Records contained in a dataset:
Segment Open
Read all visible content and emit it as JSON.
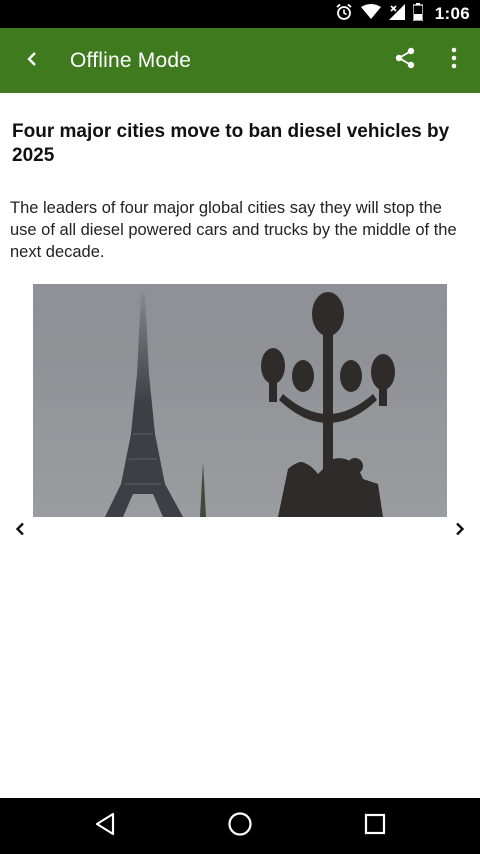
{
  "status_bar": {
    "time": "1:06",
    "icons": [
      "alarm-icon",
      "wifi-icon",
      "signal-icon",
      "battery-icon"
    ]
  },
  "toolbar": {
    "title": "Offline Mode",
    "back_icon": "back-arrow-icon",
    "share_icon": "share-icon",
    "more_icon": "more-vert-icon",
    "color": "#3f7a1f"
  },
  "article": {
    "headline": "Four major cities move to ban diesel vehicles by 2025",
    "summary": "The leaders of four major global cities say they will stop the use of all diesel powered cars and trucks by the middle of the next decade."
  },
  "gallery": {
    "prev_icon": "chevron-left-icon",
    "next_icon": "chevron-right-icon"
  },
  "nav_bar": {
    "back_icon": "nav-back-icon",
    "home_icon": "nav-home-icon",
    "recents_icon": "nav-recents-icon"
  }
}
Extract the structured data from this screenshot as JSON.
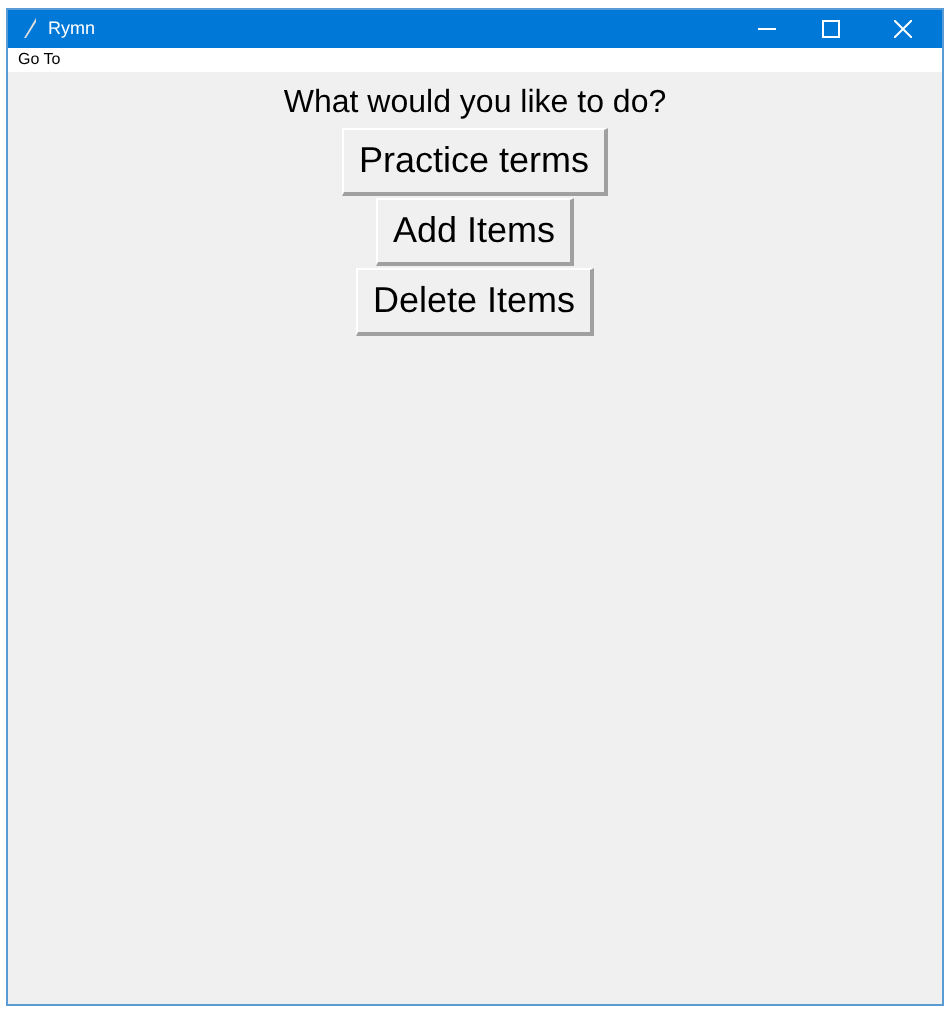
{
  "window": {
    "title": "Rymn"
  },
  "menu_bar": {
    "items": [
      "Go To"
    ]
  },
  "prompt": "What would you like to do?",
  "buttons": [
    "Practice terms",
    "Add Items",
    "Delete Items"
  ]
}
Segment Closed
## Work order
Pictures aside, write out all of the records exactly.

## Response for this exercise
Read all visible content and emit it as JSON.
{
  "status_bar": {
    "time": "1:06",
    "icons": [
      "alarm-icon",
      "wifi-icon",
      "signal-icon",
      "battery-icon"
    ]
  },
  "toolbar": {
    "title": "Offline Mode",
    "back_icon": "back-arrow-icon",
    "share_icon": "share-icon",
    "more_icon": "more-vert-icon",
    "color": "#3f7a1f"
  },
  "article": {
    "headline": "Four major cities move to ban diesel vehicles by 2025",
    "summary": "The leaders of four major global cities say they will stop the use of all diesel powered cars and trucks by the middle of the next decade."
  },
  "gallery": {
    "prev_icon": "chevron-left-icon",
    "next_icon": "chevron-right-icon"
  },
  "nav_bar": {
    "back_icon": "nav-back-icon",
    "home_icon": "nav-home-icon",
    "recents_icon": "nav-recents-icon"
  }
}
Extract the structured data from this screenshot as JSON.
{
  "window": {
    "title": "Rymn"
  },
  "menu_bar": {
    "items": [
      "Go To"
    ]
  },
  "prompt": "What would you like to do?",
  "buttons": [
    "Practice terms",
    "Add Items",
    "Delete Items"
  ]
}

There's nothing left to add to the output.